Here in the Leadership Initiative, we have started to develop a concept called principled leadership. Principles are “motivating forces that guide a leader’s actions.” The most fundamental principles are our values. Thus, principled leaders consistently use their values to guide decisions. Like ethical leadership, principled leaders follow a moral code. However, principled leaders are also transparent in communicating those values so that followers can know what to expect from a leader. One may not always agree with a principled leader because one will not always share his or her values. We will, however, always know where principled leaders are coming from, because we know their values and trust that those values are guiding their decisions. 

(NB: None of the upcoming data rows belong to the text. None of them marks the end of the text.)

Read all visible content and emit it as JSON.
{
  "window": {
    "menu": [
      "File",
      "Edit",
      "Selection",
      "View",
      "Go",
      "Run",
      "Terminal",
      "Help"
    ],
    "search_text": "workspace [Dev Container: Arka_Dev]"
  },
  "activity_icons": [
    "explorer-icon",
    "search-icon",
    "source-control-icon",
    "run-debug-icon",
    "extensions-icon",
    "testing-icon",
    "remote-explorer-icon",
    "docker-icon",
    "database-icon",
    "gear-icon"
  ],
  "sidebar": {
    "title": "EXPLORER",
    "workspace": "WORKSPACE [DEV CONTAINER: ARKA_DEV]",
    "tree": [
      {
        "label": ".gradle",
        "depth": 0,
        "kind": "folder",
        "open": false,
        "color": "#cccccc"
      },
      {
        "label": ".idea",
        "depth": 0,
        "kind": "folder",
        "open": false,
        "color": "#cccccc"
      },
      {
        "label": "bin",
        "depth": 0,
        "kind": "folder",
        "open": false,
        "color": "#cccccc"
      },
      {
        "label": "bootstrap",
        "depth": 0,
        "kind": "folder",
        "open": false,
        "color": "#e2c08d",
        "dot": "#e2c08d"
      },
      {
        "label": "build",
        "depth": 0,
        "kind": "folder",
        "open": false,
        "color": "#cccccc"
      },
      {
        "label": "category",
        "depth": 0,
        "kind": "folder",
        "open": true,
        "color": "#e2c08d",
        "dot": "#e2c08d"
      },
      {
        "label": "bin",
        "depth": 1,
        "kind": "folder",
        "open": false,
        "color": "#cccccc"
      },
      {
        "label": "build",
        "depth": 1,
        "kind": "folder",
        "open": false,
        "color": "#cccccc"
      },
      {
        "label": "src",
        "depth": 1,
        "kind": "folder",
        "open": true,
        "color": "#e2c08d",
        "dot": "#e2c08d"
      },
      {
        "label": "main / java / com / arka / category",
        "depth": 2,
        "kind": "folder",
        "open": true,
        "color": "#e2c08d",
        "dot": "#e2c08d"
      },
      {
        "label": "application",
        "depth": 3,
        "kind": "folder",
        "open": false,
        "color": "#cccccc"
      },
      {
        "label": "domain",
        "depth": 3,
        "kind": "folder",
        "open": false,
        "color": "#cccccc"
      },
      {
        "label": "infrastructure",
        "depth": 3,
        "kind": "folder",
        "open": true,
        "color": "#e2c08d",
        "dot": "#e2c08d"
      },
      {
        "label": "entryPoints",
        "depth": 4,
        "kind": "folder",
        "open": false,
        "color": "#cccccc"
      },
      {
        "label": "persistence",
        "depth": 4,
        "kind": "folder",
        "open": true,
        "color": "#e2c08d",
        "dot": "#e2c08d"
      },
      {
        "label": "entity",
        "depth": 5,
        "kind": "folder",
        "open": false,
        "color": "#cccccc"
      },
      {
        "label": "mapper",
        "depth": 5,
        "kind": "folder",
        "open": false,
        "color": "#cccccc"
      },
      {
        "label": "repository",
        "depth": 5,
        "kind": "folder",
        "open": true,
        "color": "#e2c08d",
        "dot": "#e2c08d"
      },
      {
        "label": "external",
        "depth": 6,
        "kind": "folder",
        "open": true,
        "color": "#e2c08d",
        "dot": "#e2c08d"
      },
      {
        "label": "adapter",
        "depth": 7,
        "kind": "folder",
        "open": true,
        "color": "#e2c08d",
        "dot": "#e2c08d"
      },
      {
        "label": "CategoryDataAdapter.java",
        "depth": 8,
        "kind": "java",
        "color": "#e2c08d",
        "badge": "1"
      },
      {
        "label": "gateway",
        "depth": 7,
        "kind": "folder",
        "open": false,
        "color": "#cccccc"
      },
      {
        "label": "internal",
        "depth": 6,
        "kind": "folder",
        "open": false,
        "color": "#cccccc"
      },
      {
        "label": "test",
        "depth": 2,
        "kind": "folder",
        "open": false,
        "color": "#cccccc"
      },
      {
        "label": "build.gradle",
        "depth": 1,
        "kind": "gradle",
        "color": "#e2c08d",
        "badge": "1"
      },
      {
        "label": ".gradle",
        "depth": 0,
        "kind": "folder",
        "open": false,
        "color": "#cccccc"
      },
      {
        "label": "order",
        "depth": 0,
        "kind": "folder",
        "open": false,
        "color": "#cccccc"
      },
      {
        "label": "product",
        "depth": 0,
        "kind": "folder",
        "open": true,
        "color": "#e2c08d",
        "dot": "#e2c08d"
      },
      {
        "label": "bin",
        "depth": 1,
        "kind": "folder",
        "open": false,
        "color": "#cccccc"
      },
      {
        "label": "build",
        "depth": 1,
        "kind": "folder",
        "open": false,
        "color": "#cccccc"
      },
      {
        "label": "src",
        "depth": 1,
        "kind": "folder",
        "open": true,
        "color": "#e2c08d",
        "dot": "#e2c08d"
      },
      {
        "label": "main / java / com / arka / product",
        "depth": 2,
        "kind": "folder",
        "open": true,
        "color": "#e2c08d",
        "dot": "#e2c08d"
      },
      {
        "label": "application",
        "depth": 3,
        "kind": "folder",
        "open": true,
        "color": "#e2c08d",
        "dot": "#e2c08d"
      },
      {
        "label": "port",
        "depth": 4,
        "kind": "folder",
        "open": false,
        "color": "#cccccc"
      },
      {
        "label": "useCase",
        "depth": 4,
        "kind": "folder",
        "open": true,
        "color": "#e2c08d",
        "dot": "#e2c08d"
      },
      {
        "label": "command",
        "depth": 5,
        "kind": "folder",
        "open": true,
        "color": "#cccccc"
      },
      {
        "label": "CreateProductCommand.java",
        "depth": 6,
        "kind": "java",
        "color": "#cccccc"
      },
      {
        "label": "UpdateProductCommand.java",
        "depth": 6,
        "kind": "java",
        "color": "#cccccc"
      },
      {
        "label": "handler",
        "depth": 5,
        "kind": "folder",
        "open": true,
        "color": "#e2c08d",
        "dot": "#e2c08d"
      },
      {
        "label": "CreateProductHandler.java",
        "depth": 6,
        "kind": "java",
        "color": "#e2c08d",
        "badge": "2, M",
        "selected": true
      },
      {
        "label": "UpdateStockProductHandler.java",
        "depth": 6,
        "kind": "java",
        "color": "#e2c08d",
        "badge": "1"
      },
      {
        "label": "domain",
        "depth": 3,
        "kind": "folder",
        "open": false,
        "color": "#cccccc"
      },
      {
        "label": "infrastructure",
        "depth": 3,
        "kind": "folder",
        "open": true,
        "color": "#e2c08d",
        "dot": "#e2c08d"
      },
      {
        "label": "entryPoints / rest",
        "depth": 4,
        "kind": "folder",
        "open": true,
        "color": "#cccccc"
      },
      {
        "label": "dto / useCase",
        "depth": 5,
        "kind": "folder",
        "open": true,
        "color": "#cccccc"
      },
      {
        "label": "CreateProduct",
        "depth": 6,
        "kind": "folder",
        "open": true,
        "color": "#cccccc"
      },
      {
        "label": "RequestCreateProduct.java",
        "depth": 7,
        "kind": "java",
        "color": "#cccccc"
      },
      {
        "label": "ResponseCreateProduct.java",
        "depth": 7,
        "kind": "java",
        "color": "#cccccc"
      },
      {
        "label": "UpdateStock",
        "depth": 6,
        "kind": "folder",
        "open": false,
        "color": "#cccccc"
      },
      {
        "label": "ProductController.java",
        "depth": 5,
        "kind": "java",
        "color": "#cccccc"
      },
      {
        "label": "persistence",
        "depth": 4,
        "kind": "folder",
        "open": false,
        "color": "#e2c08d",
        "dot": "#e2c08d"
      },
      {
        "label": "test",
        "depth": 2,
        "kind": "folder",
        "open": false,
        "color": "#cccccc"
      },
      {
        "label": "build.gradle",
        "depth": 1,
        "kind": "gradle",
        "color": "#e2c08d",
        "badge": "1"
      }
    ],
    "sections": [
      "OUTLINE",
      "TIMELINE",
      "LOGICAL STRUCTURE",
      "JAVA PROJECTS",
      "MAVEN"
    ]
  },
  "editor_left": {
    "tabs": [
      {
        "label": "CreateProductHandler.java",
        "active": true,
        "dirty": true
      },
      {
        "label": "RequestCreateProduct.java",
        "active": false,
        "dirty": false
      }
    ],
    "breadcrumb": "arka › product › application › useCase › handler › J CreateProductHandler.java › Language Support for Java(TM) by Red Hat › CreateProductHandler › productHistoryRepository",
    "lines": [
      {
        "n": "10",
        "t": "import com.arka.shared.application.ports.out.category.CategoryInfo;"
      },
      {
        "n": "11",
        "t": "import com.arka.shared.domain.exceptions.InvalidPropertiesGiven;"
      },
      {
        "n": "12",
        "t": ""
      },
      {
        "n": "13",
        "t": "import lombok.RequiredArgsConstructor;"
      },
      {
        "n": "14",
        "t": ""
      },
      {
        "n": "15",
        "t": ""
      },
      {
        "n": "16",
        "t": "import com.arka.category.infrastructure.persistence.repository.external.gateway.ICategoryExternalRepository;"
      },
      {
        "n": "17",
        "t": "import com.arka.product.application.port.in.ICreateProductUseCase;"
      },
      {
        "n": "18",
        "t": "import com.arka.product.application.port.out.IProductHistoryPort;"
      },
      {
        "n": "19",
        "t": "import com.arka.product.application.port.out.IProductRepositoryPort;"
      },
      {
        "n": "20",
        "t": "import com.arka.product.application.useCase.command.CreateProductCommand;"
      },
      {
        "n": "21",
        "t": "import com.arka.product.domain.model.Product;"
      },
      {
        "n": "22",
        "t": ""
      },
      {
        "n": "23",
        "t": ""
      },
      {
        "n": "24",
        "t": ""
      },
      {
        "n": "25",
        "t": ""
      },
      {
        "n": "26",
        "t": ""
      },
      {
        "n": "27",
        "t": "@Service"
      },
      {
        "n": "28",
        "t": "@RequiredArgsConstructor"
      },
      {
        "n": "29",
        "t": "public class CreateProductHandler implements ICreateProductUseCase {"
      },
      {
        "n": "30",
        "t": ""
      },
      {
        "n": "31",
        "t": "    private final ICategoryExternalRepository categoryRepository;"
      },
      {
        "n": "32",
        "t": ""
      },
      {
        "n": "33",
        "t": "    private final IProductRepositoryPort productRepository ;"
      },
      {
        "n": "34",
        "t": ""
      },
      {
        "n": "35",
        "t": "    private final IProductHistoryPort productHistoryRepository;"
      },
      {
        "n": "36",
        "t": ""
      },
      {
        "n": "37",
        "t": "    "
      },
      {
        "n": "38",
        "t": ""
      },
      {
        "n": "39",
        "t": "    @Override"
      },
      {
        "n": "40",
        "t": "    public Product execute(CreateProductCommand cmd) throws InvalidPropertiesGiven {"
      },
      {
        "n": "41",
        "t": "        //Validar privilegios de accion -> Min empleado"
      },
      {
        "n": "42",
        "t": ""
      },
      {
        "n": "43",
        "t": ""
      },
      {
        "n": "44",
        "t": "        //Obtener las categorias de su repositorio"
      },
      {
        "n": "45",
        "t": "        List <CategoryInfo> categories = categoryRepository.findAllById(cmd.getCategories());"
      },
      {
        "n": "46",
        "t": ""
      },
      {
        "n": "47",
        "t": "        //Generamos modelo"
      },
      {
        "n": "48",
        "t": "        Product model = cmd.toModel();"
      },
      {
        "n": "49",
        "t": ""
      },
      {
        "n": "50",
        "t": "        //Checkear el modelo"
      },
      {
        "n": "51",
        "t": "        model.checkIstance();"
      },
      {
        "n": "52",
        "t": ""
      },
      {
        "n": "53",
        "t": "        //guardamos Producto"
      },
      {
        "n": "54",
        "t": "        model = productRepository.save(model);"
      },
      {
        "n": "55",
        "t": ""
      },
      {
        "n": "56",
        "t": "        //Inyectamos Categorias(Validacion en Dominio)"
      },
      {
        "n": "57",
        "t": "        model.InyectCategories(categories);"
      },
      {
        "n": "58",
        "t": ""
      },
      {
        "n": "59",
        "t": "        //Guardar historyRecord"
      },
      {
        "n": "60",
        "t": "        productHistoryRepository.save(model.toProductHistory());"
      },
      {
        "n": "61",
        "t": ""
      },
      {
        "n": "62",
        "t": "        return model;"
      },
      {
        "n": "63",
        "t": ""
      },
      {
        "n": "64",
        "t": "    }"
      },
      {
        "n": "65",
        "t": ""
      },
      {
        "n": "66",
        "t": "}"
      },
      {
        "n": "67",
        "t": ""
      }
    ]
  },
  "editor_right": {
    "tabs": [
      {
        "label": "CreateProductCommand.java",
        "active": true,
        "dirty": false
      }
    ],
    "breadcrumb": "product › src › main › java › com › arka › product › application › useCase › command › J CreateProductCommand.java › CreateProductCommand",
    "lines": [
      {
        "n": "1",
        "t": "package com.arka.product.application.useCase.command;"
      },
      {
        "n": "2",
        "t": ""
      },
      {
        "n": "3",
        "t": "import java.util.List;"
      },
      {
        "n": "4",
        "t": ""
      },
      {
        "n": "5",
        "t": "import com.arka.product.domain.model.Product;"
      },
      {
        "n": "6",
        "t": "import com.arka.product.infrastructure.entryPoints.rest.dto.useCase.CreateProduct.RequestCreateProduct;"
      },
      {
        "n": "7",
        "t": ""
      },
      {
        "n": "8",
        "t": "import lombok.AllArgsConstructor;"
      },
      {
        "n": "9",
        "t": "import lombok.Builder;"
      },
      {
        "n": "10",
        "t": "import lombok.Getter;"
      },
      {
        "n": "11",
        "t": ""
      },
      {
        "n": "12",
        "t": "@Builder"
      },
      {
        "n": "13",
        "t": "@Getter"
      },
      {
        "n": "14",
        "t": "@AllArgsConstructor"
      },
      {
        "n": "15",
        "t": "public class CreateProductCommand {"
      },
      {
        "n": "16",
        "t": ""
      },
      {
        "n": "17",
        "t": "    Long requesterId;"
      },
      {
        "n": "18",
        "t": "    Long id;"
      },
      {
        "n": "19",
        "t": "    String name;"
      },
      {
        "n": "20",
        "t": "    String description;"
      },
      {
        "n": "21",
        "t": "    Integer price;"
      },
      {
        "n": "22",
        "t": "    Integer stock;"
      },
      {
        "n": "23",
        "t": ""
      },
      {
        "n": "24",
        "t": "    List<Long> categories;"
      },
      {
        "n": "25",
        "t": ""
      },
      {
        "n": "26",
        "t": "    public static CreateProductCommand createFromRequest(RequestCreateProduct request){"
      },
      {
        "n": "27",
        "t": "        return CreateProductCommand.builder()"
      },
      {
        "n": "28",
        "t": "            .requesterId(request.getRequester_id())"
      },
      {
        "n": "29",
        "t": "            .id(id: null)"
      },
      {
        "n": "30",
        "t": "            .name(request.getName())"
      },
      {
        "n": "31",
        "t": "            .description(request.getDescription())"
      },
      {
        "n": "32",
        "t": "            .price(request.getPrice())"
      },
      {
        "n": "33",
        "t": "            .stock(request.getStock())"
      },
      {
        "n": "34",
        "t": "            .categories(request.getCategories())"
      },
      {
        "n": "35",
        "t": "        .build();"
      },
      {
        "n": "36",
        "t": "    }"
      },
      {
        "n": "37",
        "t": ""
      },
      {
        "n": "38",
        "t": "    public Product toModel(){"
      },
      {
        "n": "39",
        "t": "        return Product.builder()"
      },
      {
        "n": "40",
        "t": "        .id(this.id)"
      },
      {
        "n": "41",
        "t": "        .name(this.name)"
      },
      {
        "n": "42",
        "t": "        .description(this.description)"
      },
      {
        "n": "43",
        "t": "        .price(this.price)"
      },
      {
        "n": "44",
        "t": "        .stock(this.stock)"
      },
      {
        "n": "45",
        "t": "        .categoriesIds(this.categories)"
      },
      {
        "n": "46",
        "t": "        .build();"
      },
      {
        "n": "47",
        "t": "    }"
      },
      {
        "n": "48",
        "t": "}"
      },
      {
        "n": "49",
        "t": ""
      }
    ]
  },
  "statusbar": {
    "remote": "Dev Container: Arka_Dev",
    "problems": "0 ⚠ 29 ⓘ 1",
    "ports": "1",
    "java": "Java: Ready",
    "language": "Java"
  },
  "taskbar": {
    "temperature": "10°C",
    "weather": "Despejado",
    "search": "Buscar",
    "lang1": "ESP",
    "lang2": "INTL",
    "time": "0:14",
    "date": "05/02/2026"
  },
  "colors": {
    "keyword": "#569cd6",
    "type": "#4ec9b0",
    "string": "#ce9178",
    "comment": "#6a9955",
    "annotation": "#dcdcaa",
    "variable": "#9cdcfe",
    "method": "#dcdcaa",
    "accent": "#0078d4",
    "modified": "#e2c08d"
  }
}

While leaders, like all individuals, may differ in their ethicality, we do not necessarily find judging individuals as more or less ethical the most productive way to develop leaders. Most leaders make decisions in shades of grey where values trade-offs are common. Principled leaders, as do we all, make value tradeoffs, such that favoring values at one time means sacrificing on certain values. Principled leaders make decisions guided by those most cherished values, or unafraid of favoring some values or others, and consistently lead in a transparent manner, all while adhering to the ethical codes and standards of their environment.

P-E-T-A-L is our multi-level, evidence-based principled leadership model that has advantages over other models and measures of leadership.


Principled A leader who consistently makes decisions based on values.

Elevating A leader whose values match normative standards

Techniques A leader who clearly communicates his principles to others

Activities The behaviors a leader skillfully executes to achieve principles

Levels A leader who realizes effectiveness must occur at multiple levels


P-E-T-A-L is built upon decades of leadership research and is firmly grounded on a strong foundation of evidence. Meanwhile, different from most existing leadership models, which are more singular and only measure a few leadership traits, the P-E-T-A-L model is more comprehensive by including leadership skills from multiple levels, including the organization/unit as a whole, the leadership acts involved in relating to others and, most fundamentally of all, leadership of oneself. We label these three levels as Stewardship, Relational Skills, and Self-Leadership, respectively.